> [WHAT TO DO]: Working through the entries below, find how many lines include "time", then write only that number.

> [SOURCE DATA]:
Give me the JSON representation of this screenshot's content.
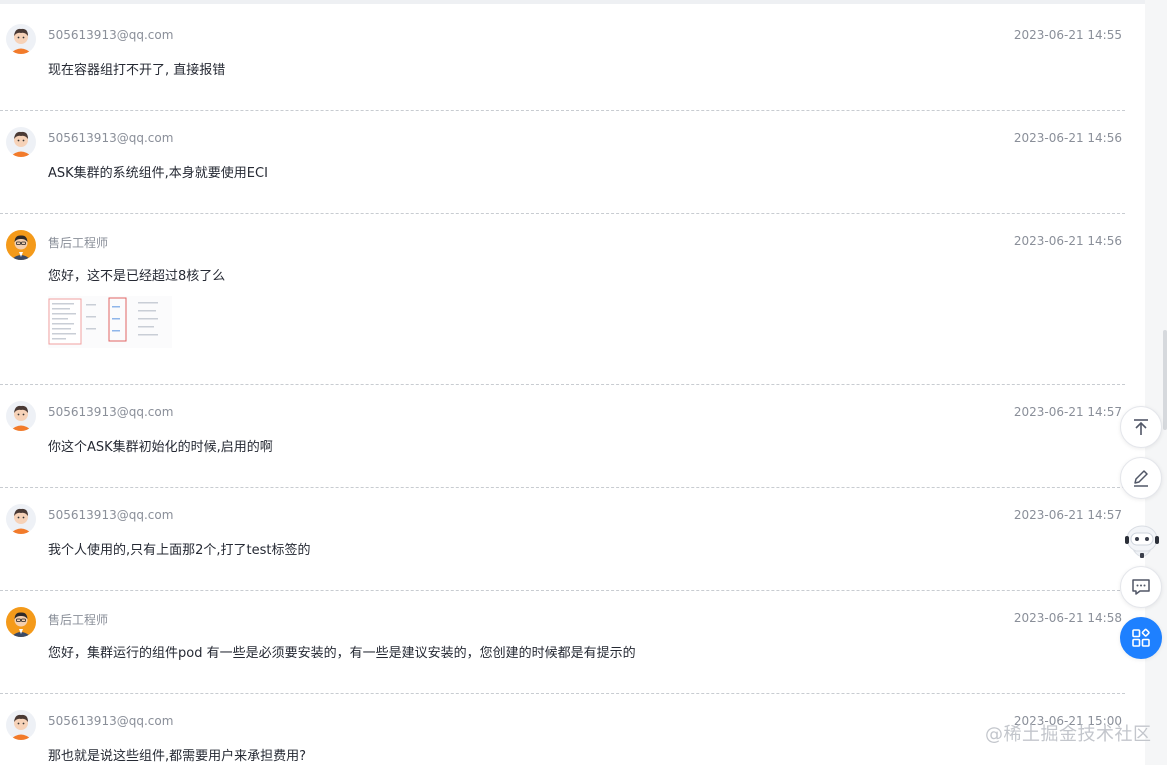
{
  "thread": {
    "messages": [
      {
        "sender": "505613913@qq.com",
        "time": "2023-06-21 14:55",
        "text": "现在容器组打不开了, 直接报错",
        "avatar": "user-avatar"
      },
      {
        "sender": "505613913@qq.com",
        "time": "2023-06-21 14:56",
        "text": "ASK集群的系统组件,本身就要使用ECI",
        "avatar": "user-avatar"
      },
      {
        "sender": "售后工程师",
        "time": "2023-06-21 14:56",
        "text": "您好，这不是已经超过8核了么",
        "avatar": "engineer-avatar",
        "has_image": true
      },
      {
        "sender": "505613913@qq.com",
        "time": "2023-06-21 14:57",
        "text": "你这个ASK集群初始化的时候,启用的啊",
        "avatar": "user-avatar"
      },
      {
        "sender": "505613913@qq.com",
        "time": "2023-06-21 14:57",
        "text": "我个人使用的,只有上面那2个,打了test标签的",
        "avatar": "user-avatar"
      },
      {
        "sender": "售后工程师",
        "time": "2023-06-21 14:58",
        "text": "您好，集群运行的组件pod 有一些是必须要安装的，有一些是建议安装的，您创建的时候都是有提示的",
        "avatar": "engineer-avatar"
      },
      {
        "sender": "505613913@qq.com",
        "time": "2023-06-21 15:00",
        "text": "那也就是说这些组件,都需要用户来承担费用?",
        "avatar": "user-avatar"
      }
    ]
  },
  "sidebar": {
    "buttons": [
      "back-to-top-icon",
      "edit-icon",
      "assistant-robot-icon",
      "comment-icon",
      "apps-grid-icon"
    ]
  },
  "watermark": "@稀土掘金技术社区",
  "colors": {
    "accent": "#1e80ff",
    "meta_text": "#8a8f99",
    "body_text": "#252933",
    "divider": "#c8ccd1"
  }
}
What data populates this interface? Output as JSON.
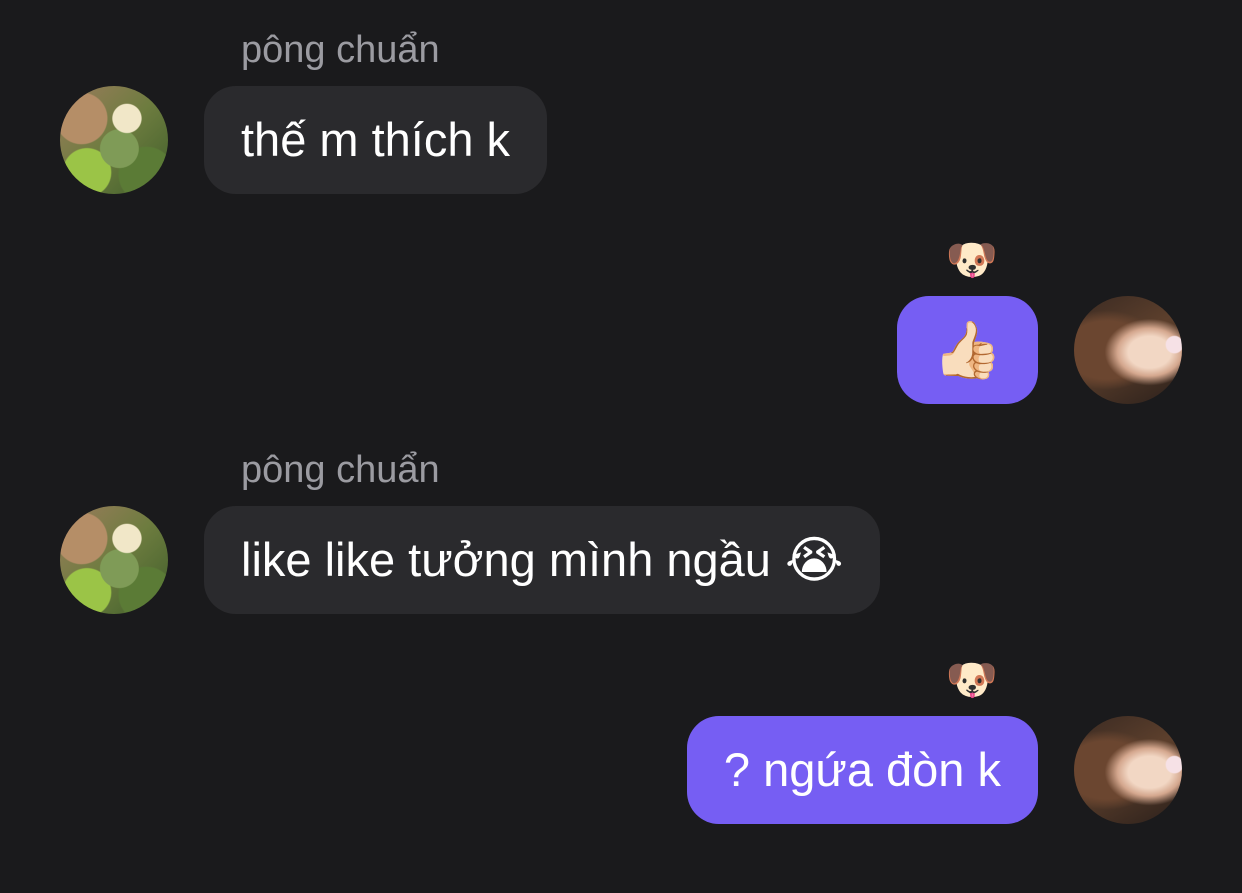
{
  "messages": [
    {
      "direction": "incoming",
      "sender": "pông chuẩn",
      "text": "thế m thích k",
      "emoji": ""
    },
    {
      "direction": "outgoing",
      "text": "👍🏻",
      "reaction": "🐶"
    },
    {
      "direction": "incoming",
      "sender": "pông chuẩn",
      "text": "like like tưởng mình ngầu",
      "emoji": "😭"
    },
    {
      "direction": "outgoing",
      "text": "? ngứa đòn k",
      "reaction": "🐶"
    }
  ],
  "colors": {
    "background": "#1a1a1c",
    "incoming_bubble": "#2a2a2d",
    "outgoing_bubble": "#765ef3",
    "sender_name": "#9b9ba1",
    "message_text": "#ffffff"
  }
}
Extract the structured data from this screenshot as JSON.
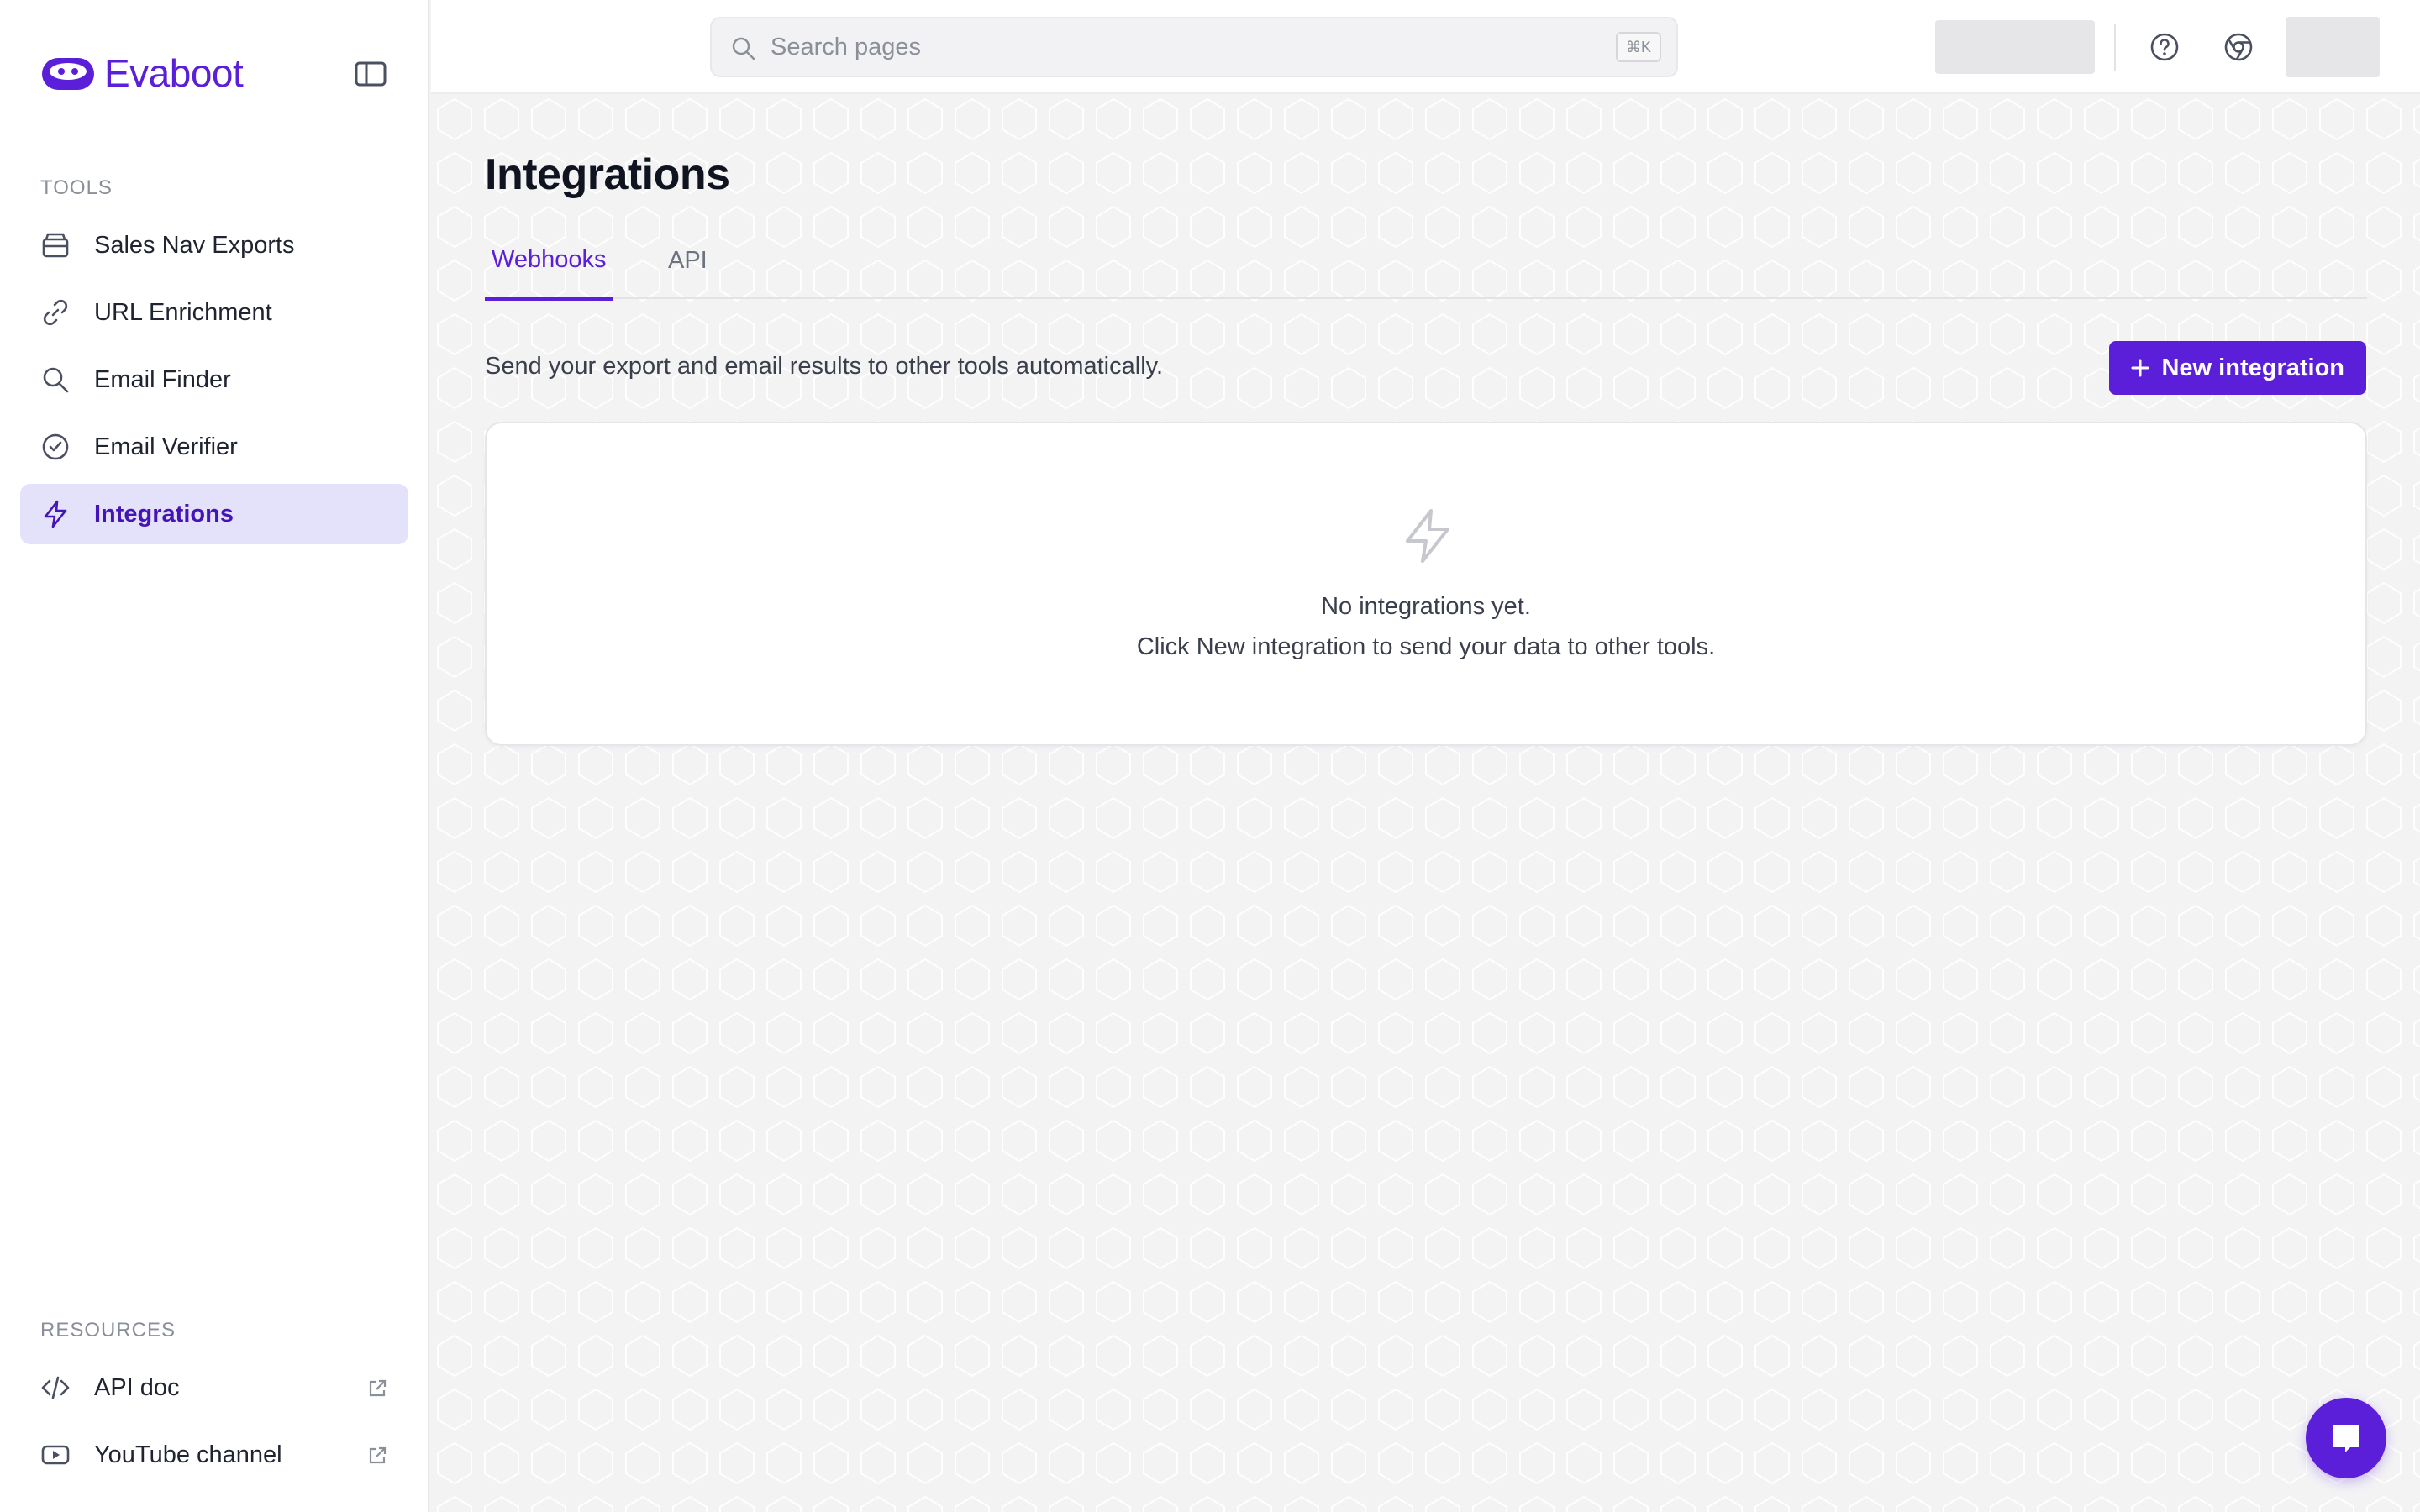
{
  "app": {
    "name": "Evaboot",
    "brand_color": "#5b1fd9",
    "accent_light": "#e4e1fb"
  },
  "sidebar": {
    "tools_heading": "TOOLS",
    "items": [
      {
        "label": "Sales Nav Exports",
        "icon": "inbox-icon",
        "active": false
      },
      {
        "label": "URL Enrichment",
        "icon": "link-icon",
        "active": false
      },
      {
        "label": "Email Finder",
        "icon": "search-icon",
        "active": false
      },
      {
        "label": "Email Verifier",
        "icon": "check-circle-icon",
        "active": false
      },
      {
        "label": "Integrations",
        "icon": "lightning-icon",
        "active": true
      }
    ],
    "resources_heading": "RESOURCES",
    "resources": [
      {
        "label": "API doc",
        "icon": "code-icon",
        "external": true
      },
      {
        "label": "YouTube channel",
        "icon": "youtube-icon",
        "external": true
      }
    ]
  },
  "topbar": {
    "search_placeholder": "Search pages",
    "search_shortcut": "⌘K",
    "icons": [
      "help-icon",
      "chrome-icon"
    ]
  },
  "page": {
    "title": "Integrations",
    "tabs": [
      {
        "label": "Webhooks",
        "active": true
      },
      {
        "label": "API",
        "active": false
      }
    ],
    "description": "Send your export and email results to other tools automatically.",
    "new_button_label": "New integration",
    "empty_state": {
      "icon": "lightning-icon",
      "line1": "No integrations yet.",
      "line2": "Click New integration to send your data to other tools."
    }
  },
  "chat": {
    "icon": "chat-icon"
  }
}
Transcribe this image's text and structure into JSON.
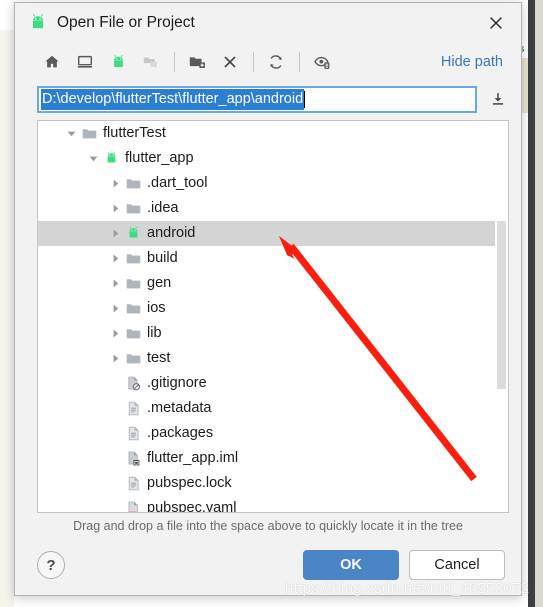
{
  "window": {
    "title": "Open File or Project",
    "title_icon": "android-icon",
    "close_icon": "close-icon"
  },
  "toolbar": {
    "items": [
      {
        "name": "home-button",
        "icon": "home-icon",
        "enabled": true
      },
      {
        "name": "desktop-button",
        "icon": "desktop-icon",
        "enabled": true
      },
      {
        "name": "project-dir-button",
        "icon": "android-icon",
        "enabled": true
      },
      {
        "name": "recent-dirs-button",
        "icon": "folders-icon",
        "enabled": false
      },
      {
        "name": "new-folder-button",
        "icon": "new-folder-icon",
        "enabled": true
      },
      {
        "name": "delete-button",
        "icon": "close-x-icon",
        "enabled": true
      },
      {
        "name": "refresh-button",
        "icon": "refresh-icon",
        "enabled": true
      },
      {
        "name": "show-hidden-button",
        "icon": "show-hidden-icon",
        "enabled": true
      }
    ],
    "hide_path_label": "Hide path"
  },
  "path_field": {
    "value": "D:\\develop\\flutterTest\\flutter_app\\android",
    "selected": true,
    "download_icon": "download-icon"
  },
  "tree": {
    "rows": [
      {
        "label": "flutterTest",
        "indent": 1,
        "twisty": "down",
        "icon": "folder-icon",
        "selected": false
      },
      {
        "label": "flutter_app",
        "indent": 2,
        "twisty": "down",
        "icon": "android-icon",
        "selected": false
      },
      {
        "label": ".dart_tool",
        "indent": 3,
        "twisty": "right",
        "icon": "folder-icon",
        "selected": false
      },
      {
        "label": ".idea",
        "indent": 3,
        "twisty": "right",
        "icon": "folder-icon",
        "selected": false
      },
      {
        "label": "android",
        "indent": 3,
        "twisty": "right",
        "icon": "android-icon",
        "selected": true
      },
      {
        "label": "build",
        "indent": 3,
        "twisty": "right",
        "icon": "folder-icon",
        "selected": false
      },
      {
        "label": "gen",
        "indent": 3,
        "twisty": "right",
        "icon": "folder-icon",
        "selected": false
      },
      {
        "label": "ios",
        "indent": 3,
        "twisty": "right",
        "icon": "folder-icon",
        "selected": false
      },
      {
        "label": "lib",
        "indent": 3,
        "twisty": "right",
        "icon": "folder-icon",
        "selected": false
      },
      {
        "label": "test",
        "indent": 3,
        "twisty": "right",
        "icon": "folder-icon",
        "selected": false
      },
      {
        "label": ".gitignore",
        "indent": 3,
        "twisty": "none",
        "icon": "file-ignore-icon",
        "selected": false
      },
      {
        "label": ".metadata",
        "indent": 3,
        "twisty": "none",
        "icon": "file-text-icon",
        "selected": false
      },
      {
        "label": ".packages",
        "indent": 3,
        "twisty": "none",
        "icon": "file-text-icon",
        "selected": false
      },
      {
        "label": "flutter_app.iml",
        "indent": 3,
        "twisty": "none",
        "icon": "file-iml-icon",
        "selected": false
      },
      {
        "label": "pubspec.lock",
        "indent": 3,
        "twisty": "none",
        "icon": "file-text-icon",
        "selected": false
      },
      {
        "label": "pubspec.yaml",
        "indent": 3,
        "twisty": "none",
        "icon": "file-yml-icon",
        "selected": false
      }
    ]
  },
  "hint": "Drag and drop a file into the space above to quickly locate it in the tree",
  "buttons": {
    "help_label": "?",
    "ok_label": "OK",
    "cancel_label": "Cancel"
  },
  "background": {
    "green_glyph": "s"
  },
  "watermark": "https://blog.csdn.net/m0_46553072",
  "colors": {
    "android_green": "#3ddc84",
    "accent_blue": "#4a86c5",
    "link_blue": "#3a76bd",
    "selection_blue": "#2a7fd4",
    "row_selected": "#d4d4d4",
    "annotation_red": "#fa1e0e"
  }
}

> [OUTPUT OF THE TASK]: 7